• **Task directions**:
Report only the number of lines in this material that include the string "国际汽车轻量化大会暨展览会".

• **Materials provided**:
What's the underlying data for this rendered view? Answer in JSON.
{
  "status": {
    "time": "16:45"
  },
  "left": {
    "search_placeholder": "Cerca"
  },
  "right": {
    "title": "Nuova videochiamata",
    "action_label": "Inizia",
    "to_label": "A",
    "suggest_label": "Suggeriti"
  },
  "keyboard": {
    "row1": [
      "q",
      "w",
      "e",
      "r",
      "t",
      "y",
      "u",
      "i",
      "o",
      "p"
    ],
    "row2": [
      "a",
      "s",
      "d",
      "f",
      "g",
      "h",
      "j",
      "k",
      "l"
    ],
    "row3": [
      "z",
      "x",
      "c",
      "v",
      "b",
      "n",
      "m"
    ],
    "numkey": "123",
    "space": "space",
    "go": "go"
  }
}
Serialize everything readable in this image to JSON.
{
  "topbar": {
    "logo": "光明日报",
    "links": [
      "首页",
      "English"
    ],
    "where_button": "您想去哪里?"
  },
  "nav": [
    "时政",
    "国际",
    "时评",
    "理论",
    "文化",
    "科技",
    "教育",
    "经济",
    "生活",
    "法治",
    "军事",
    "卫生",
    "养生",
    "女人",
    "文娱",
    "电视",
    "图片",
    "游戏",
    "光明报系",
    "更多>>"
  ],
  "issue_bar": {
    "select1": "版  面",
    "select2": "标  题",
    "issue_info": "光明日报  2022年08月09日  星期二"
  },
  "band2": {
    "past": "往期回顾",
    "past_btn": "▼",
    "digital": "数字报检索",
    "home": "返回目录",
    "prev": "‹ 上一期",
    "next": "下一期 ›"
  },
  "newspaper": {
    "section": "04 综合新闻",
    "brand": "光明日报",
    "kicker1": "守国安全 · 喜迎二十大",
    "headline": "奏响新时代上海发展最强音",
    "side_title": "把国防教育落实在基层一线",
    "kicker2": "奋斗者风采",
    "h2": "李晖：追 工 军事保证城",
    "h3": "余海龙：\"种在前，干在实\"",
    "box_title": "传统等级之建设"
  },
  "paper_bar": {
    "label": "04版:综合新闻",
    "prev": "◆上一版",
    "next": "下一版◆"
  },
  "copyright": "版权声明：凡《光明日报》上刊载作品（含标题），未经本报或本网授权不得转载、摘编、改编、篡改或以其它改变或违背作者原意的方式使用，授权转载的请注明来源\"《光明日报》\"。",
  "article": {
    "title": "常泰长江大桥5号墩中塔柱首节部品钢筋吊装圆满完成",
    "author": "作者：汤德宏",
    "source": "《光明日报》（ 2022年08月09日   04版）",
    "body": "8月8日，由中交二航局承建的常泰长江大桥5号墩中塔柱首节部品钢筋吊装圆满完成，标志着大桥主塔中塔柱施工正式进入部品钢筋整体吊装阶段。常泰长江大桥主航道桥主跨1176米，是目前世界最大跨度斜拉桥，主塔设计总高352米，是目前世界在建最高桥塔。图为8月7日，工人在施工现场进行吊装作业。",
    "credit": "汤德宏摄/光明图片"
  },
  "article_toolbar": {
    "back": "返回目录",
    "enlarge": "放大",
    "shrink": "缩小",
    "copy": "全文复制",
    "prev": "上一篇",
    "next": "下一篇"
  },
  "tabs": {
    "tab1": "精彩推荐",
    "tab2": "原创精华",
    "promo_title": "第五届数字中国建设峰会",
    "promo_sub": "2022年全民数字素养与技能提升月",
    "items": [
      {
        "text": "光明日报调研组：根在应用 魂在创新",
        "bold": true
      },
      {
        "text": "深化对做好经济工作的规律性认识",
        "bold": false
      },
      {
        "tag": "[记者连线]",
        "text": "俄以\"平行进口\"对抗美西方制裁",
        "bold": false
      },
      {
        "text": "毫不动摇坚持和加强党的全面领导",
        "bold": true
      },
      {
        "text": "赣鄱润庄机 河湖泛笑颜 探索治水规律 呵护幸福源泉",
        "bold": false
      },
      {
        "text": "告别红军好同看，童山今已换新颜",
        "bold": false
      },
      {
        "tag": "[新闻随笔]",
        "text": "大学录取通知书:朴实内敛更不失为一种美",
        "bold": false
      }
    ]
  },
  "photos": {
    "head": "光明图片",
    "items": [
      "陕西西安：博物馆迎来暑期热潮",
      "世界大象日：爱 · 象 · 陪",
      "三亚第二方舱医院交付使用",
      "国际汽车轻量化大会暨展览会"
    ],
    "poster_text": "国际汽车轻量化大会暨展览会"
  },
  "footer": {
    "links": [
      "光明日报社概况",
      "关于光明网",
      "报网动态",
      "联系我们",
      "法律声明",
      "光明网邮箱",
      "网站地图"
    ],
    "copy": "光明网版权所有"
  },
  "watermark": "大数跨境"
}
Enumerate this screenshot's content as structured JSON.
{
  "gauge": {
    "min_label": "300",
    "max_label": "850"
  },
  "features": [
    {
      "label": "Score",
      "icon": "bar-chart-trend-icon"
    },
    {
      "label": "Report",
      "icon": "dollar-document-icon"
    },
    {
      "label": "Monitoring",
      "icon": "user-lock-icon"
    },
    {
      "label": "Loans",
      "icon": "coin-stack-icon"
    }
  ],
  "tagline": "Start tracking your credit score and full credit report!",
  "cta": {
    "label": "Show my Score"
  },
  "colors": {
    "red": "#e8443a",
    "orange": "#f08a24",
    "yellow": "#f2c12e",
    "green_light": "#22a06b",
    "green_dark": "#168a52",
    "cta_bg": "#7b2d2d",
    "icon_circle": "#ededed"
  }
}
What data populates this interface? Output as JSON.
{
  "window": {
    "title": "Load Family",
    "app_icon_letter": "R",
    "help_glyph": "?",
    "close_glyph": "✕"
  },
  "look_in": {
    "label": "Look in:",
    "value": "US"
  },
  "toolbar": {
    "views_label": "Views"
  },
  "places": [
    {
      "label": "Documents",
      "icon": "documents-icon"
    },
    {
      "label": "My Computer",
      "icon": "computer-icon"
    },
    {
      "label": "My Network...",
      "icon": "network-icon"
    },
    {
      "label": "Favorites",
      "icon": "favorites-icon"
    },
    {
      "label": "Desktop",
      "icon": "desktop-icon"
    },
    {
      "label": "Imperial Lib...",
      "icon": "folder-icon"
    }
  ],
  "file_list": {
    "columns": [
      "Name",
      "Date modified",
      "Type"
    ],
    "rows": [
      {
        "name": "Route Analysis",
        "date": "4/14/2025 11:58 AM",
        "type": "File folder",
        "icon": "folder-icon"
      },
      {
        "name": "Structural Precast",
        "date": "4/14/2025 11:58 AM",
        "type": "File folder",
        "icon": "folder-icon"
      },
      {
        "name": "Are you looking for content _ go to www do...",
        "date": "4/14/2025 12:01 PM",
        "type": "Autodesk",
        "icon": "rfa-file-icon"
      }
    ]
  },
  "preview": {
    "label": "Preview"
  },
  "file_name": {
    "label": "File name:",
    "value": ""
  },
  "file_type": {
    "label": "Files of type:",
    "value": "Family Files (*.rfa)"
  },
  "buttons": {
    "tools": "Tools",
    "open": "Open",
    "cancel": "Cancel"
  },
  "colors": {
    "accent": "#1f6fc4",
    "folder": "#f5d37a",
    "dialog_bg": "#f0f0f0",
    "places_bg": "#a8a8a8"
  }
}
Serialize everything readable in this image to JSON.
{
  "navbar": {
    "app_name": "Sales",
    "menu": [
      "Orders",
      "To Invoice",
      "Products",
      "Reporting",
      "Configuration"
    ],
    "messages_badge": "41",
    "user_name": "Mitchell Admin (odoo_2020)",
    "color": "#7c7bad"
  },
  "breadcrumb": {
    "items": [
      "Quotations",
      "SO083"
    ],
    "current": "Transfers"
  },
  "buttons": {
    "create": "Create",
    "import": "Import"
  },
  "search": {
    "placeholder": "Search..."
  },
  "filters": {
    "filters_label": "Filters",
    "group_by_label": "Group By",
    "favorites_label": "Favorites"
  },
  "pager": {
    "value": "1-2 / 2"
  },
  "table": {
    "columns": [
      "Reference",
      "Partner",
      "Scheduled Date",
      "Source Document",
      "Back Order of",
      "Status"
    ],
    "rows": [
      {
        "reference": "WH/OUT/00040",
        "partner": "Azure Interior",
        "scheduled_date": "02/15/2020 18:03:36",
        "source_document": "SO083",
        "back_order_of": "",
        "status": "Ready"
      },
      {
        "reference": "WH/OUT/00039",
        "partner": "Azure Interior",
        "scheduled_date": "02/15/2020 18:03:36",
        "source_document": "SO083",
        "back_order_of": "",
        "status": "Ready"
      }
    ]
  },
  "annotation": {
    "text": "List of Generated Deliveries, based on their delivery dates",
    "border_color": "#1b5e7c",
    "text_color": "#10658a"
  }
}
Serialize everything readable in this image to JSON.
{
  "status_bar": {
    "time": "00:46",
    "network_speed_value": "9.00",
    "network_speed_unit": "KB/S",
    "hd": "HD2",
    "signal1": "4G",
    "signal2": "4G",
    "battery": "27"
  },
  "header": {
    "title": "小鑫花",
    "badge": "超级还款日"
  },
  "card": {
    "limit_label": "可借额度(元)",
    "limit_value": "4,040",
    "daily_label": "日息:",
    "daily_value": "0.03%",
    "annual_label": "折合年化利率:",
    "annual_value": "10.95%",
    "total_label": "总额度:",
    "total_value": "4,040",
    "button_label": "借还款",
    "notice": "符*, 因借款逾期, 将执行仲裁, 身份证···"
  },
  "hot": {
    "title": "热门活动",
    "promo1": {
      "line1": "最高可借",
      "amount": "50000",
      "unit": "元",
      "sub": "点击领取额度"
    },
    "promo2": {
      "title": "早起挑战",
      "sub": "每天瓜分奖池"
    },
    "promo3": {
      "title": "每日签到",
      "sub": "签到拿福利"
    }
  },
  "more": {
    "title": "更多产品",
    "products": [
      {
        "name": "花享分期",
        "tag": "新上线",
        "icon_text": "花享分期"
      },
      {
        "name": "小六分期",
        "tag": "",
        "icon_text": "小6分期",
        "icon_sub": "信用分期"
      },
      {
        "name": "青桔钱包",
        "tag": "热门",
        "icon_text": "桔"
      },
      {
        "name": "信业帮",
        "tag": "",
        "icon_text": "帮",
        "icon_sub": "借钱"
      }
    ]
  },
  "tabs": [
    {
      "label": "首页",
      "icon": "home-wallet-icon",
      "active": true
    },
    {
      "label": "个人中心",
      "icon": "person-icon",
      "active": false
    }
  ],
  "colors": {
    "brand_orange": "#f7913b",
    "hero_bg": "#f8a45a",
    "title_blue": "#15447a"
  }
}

• **Response area**:
2